The fields, off Retford Road, Woodhouse Mill, have been protected under the Queen Elizabeth II Fields In Trust initiative, set up as part of the Diamond Jubilee and which aims to preserve open spaces across the country.

Each field accepted into the scheme has received a commemorative plaque, a royal oak sapling grown from an acorn gathered from a royal estate, and a royal jubilee rose to be planted in the spring.

Members of Woodhouse Mill and Orgreave Community Forum gathered with Sheffield South East MP Clive Betts, Sheffield community forester Leonie Kapadia and more than 20 volunteers to plant the oak.

The ceremony had been delayed from January due to icy weather.

Mr Hutchinson said: “I am just happy that we have the field protected in trust and that everyone played their part in obtaining a goal which had looked impossible three years ago when the road plans were first revealed.”

The playing fields at Woodhouse Mill had been threatened by Rotherham Council’s plans to build a road across part of the site, to link the new Waverley housing development with the A57.

A row of houses on Retford Road was also under threat.

But residents led by Derek Hutchinson and former Sheffield Steelers ice hockey player Gavin Farrand campaigned against the road and to protect the fields.

Their bid for the site to become a QEII Field In Trust was backed by members of Sheffield Council.

After the campaign against the planned road, the Government has decided it will not provide the £12.5 million of funding needed to build it.

Rotherham Council said that, without the road, it predicts congestion in surrounding areas from people heading to and from Waverley once the new homes are built.

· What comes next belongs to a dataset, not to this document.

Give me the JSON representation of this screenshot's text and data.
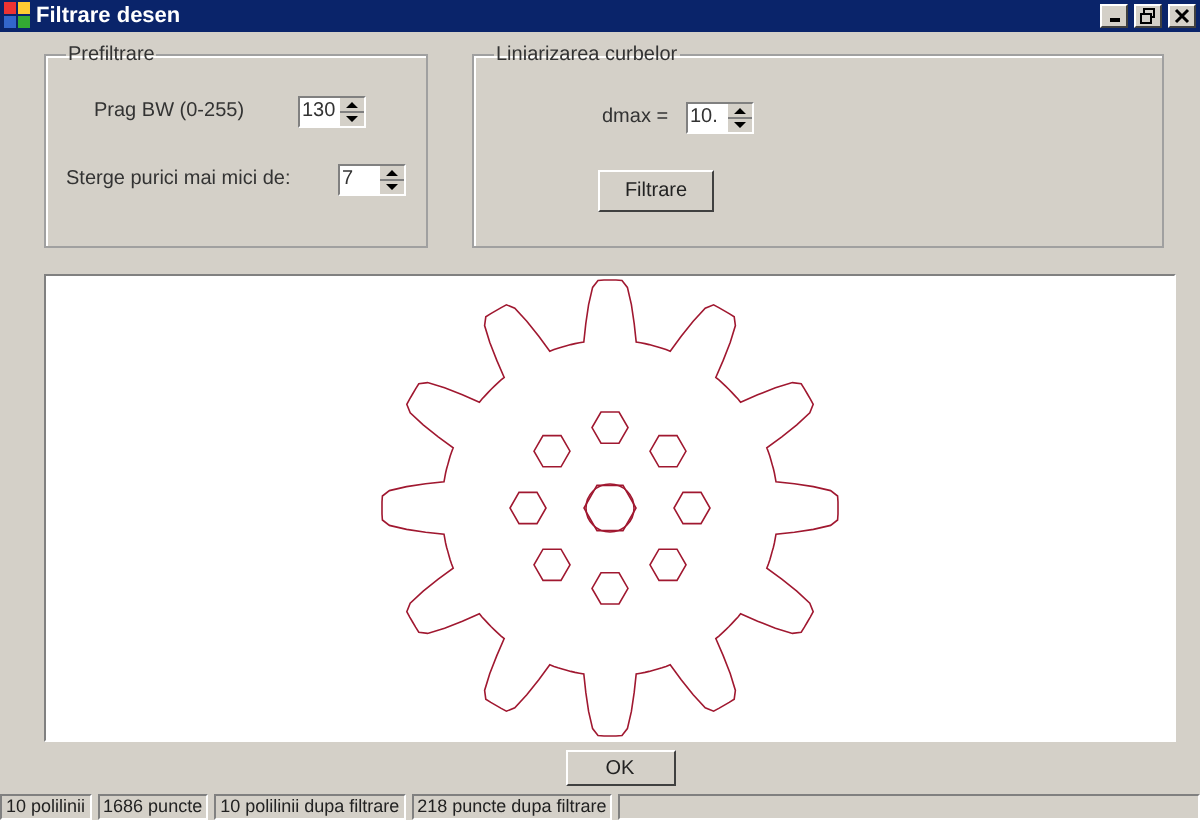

But residents, including Mr Hutchinson, said the council should have considered an alternative route.